[Dataset rows describing interfaces]
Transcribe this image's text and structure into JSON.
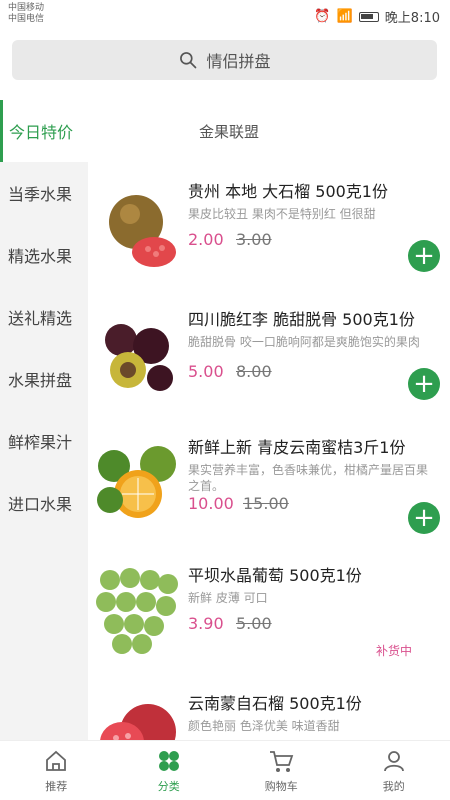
{
  "status": {
    "carrier1": "中国移动",
    "carrier2": "中国电信",
    "time": "晚上8:10"
  },
  "search": {
    "placeholder": "情侣拼盘"
  },
  "tabs": [
    "今日特价",
    "金果联盟"
  ],
  "categories": [
    "今日特价",
    "当季水果",
    "精选水果",
    "送礼精选",
    "水果拼盘",
    "鲜榨果汁",
    "进口水果"
  ],
  "products": [
    {
      "title": "贵州 本地 大石榴 500克1份",
      "desc": "果皮比较丑  果肉不是特别红  但很甜",
      "price": "2.00",
      "old_price": "3.00",
      "status": "add"
    },
    {
      "title": "四川脆红李 脆甜脱骨 500克1份",
      "desc": "脆甜脱骨 咬一口脆响阿都是爽脆饱实的果肉",
      "price": "5.00",
      "old_price": "8.00",
      "status": "add"
    },
    {
      "title": "新鲜上新 青皮云南蜜桔3斤1份",
      "desc": "果实营养丰富，色香味兼优，柑橘产量居百果之首。",
      "price": "10.00",
      "old_price": "15.00",
      "status": "add"
    },
    {
      "title": "平坝水晶葡萄 500克1份",
      "desc": "新鲜 皮薄 可口",
      "price": "3.90",
      "old_price": "5.00",
      "status": "补货中"
    },
    {
      "title": "云南蒙自石榴 500克1份",
      "desc": "颜色艳丽  色泽优美 味道香甜",
      "price": "",
      "old_price": "",
      "status": ""
    }
  ],
  "bottom_nav": [
    {
      "label": "推荐",
      "icon": "home-icon"
    },
    {
      "label": "分类",
      "icon": "category-icon"
    },
    {
      "label": "购物车",
      "icon": "cart-icon"
    },
    {
      "label": "我的",
      "icon": "profile-icon"
    }
  ],
  "colors": {
    "accent": "#2e9e4f",
    "price": "#d94f8d"
  }
}
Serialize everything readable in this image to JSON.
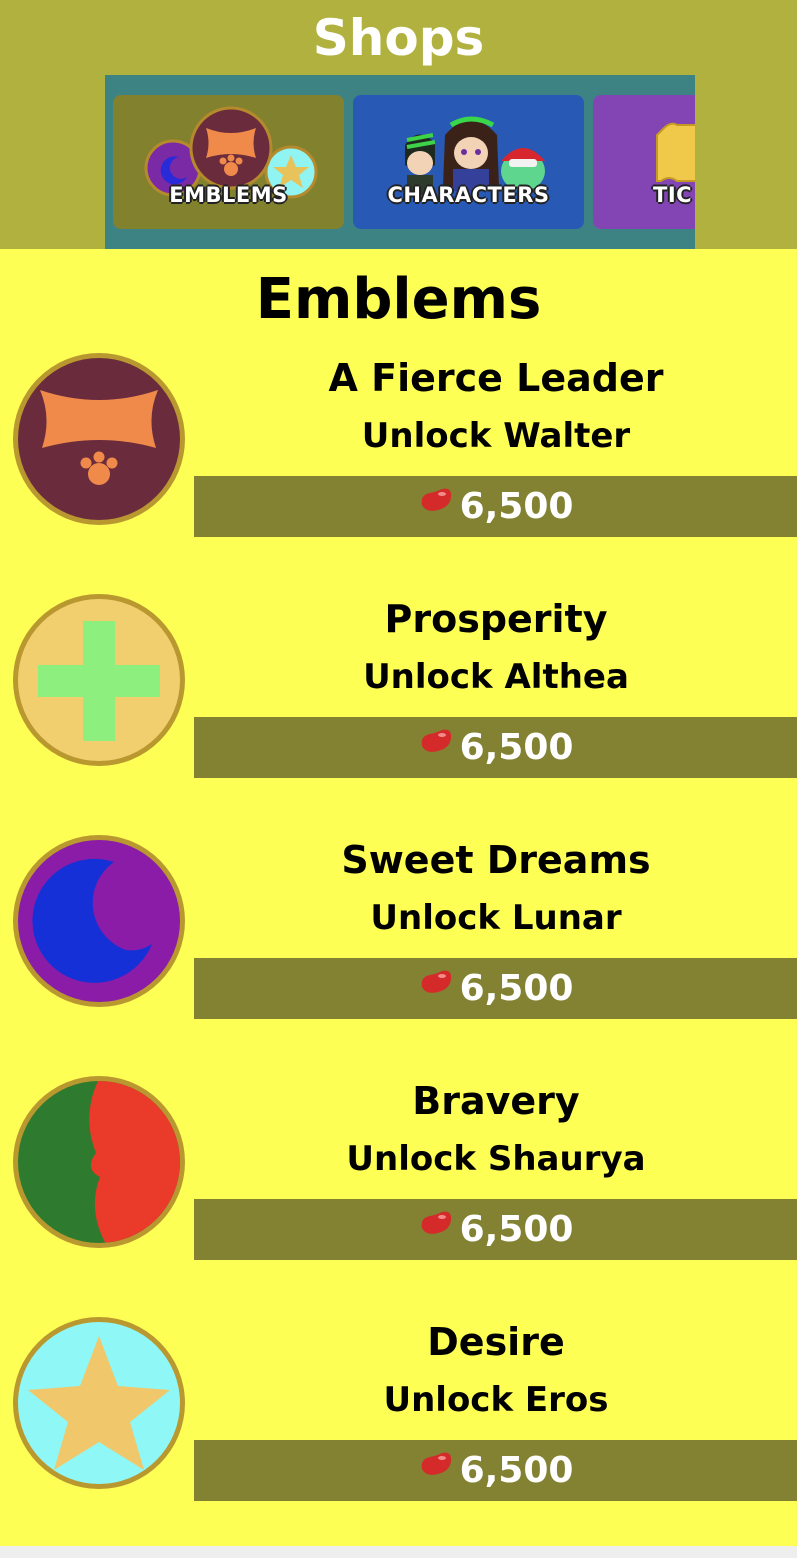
{
  "header": {
    "title": "Shops"
  },
  "tabs": [
    {
      "label": "EMBLEMS",
      "selected": true
    },
    {
      "label": "CHARACTERS",
      "selected": false
    },
    {
      "label": "TIC",
      "selected": false
    }
  ],
  "section": {
    "title": "Emblems"
  },
  "currency_icon": "jelly-bean-icon",
  "items": [
    {
      "name": "A Fierce Leader",
      "unlock": "Unlock Walter",
      "price": "6,500",
      "emblem_icon": "beard-paw-emblem-icon"
    },
    {
      "name": "Prosperity",
      "unlock": "Unlock Althea",
      "price": "6,500",
      "emblem_icon": "green-cross-emblem-icon"
    },
    {
      "name": "Sweet Dreams",
      "unlock": "Unlock Lunar",
      "price": "6,500",
      "emblem_icon": "crescent-moon-emblem-icon"
    },
    {
      "name": "Bravery",
      "unlock": "Unlock Shaurya",
      "price": "6,500",
      "emblem_icon": "red-green-split-emblem-icon"
    },
    {
      "name": "Desire",
      "unlock": "Unlock Eros",
      "price": "6,500",
      "emblem_icon": "star-emblem-icon"
    }
  ],
  "colors": {
    "header_bg": "#b0b13e",
    "page_bg": "#feff55",
    "price_bar": "#828232",
    "tab_emblems": "#81812e",
    "tab_characters": "#2759b5",
    "tab_tickets": "#8445b4"
  }
}
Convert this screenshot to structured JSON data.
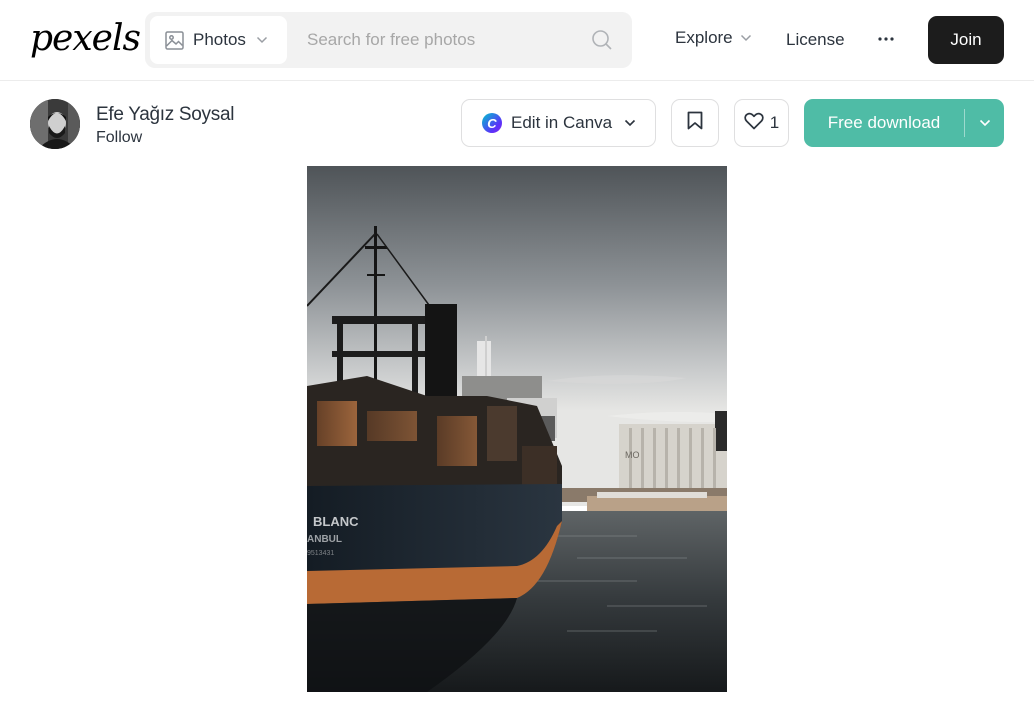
{
  "brand": {
    "logo_text": "pexels"
  },
  "search": {
    "media_type": "Photos",
    "placeholder": "Search for free photos"
  },
  "nav": {
    "explore_label": "Explore",
    "license_label": "License",
    "more_label": "···",
    "join_label": "Join"
  },
  "author": {
    "name": "Efe Yağız Soysal",
    "follow_label": "Follow"
  },
  "actions": {
    "canva_label": "Edit in Canva",
    "canva_logo_letter": "C",
    "like_count": "1",
    "download_label": "Free download"
  },
  "photo": {
    "ship_name": "BLANC",
    "ship_port": "ANBUL",
    "ship_number": "9513431",
    "silo_text": "MO"
  },
  "colors": {
    "download_green": "#05a081",
    "join_black": "#1c1c1c",
    "text_dark": "#2c343e",
    "placeholder_grey": "#a7a7a7"
  },
  "icons": [
    "image-icon",
    "chevron-down-icon",
    "search-icon",
    "more-icon",
    "canva-logo-icon",
    "bookmark-icon",
    "heart-icon"
  ]
}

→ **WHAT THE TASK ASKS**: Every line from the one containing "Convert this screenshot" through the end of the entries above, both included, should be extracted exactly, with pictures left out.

→ **TASK RESULT**:
Convert this screenshot to structured JSON data.
{
  "brand": {
    "logo_text": "pexels"
  },
  "search": {
    "media_type": "Photos",
    "placeholder": "Search for free photos"
  },
  "nav": {
    "explore_label": "Explore",
    "license_label": "License",
    "more_label": "···",
    "join_label": "Join"
  },
  "author": {
    "name": "Efe Yağız Soysal",
    "follow_label": "Follow"
  },
  "actions": {
    "canva_label": "Edit in Canva",
    "canva_logo_letter": "C",
    "like_count": "1",
    "download_label": "Free download"
  },
  "photo": {
    "ship_name": "BLANC",
    "ship_port": "ANBUL",
    "ship_number": "9513431",
    "silo_text": "MO"
  },
  "colors": {
    "download_green": "#05a081",
    "join_black": "#1c1c1c",
    "text_dark": "#2c343e",
    "placeholder_grey": "#a7a7a7"
  },
  "icons": [
    "image-icon",
    "chevron-down-icon",
    "search-icon",
    "more-icon",
    "canva-logo-icon",
    "bookmark-icon",
    "heart-icon"
  ]
}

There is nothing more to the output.